## Brief:
Using the records that follow, work out how many lines hold the string "AjaxServlet" and provide that number only.

## Extracted entries:
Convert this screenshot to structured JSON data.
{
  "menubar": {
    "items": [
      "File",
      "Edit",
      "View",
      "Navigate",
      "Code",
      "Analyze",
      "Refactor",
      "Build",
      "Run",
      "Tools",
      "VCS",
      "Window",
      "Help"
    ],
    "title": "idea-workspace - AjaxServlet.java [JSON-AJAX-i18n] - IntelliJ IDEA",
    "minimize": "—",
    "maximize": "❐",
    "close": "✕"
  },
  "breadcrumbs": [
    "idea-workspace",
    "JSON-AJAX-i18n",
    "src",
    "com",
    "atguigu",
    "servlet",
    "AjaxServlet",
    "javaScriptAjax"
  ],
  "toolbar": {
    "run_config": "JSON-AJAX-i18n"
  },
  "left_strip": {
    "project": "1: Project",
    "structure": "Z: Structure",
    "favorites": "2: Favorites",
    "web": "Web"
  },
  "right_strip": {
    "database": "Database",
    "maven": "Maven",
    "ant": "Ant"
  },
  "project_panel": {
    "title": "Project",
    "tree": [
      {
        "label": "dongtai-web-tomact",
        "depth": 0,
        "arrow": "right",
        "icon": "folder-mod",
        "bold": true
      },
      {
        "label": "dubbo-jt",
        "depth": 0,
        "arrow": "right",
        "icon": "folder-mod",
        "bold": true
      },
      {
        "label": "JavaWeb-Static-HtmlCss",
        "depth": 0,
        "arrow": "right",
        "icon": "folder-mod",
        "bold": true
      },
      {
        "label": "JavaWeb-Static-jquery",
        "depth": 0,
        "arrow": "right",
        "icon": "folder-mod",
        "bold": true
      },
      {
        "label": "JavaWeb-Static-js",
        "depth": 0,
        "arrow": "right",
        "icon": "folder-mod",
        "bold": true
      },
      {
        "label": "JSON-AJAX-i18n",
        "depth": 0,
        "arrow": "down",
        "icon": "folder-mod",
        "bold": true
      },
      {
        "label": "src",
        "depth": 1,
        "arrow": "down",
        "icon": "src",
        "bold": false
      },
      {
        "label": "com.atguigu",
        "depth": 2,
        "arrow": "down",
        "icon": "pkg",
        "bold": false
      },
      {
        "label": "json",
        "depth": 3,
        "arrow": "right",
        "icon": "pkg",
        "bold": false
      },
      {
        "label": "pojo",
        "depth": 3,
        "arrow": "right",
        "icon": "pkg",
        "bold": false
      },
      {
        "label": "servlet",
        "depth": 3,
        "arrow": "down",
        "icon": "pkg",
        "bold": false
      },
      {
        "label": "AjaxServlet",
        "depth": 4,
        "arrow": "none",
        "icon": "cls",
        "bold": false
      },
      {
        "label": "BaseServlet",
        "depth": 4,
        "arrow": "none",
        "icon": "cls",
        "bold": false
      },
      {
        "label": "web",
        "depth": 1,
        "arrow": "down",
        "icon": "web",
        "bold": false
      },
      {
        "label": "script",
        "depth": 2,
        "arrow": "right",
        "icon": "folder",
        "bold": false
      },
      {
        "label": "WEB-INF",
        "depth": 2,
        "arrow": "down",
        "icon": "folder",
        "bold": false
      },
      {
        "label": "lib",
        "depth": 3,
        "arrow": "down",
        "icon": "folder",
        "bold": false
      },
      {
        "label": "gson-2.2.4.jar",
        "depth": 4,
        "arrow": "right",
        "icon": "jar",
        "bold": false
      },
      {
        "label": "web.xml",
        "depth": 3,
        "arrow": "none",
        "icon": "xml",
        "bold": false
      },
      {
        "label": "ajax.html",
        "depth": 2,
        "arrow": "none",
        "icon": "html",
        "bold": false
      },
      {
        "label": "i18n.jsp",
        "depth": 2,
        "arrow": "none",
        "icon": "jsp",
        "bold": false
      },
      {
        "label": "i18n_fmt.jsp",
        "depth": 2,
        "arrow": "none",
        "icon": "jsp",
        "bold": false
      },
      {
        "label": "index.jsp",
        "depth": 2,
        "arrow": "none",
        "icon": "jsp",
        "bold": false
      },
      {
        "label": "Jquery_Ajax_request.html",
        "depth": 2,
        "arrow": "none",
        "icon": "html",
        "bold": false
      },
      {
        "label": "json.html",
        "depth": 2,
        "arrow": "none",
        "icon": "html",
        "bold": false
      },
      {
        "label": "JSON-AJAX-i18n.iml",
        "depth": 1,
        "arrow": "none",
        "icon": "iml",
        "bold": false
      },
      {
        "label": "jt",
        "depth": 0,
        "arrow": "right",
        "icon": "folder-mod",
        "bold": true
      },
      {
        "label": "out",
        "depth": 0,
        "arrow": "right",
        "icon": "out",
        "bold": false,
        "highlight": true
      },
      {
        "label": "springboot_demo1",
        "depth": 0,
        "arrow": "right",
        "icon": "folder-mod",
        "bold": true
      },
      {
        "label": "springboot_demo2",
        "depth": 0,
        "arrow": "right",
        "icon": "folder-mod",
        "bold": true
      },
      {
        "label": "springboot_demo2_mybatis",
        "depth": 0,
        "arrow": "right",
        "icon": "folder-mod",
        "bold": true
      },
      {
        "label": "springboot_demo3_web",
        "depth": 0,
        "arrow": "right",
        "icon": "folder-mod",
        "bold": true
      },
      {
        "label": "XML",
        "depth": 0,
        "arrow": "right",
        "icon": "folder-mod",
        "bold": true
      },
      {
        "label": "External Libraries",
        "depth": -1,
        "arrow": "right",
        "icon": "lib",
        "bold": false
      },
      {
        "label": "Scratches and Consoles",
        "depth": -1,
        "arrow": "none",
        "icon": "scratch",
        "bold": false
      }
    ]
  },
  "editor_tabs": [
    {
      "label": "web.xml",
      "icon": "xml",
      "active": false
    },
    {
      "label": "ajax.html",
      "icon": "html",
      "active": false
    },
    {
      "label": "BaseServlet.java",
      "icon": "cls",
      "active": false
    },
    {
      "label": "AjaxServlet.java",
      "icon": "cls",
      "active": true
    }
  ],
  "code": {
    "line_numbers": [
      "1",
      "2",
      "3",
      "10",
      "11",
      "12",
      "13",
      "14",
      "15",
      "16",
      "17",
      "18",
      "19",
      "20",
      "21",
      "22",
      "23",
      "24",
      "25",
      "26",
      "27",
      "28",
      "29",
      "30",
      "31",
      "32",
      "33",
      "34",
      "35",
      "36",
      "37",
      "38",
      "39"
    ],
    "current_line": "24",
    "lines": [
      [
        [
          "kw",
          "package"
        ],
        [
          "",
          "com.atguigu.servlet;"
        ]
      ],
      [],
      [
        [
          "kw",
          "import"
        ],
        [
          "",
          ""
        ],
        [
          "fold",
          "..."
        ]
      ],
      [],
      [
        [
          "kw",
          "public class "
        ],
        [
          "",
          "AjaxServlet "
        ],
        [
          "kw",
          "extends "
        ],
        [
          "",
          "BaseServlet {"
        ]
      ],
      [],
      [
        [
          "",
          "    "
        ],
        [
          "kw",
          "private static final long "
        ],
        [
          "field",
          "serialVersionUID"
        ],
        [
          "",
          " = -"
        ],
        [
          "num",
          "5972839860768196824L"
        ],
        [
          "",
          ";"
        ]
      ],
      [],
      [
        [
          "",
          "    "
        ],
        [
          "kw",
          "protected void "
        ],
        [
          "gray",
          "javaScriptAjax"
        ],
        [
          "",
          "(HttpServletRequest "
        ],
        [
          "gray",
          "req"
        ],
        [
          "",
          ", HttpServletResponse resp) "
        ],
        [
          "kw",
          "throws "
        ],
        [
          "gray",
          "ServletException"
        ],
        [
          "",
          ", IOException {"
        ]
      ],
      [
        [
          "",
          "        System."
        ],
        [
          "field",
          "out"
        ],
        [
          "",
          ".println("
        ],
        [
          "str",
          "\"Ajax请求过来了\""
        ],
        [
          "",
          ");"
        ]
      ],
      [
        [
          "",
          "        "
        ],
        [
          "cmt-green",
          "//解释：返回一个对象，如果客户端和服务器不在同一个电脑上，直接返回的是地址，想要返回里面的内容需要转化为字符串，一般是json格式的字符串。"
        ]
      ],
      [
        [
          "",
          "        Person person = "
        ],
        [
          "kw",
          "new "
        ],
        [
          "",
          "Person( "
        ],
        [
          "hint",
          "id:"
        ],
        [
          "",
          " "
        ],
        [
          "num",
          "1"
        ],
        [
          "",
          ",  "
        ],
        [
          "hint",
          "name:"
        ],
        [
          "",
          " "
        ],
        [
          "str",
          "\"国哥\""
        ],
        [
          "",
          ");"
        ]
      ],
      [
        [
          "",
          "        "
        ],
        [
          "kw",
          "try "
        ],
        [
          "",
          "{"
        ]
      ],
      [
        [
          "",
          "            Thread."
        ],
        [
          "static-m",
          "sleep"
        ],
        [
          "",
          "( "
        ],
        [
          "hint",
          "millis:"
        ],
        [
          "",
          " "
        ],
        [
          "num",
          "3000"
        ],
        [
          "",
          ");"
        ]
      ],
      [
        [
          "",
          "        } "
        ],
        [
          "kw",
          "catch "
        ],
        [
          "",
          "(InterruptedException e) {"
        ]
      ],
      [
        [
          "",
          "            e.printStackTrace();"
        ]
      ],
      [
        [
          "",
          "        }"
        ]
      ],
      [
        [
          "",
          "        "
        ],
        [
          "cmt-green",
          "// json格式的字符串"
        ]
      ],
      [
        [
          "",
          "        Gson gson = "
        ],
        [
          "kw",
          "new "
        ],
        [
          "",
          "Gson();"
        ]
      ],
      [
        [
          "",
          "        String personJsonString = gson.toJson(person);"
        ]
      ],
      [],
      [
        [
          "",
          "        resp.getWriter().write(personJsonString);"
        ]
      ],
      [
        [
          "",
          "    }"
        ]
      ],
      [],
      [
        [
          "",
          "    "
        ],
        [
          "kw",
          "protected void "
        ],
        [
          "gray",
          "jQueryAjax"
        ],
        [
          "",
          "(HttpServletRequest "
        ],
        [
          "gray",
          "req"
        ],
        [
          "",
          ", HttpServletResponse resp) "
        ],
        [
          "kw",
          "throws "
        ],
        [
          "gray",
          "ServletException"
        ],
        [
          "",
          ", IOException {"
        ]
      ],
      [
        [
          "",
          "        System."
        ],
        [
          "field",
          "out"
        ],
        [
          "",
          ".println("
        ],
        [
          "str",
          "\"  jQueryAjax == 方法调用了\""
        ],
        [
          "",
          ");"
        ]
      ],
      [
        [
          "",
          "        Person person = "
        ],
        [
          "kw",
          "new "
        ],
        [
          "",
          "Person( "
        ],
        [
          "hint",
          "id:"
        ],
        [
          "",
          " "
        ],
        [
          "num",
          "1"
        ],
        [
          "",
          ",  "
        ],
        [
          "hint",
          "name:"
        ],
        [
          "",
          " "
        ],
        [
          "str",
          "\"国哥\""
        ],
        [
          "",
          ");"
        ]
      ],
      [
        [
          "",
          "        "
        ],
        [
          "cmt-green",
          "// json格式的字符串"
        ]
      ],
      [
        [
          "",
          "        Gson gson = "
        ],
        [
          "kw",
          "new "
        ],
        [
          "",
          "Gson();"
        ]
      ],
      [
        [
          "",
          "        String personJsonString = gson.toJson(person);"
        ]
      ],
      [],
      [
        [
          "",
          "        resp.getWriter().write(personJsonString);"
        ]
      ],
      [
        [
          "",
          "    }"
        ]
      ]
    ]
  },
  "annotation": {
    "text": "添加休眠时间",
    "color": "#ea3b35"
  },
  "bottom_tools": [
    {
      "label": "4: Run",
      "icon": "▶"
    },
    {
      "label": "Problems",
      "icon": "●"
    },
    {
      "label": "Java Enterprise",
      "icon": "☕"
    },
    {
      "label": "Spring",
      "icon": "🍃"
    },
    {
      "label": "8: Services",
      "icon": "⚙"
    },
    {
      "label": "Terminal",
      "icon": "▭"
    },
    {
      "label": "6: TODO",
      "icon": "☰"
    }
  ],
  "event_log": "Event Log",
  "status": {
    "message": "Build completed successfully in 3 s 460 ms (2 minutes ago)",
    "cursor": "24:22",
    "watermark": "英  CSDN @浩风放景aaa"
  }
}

## Finished exercise:
5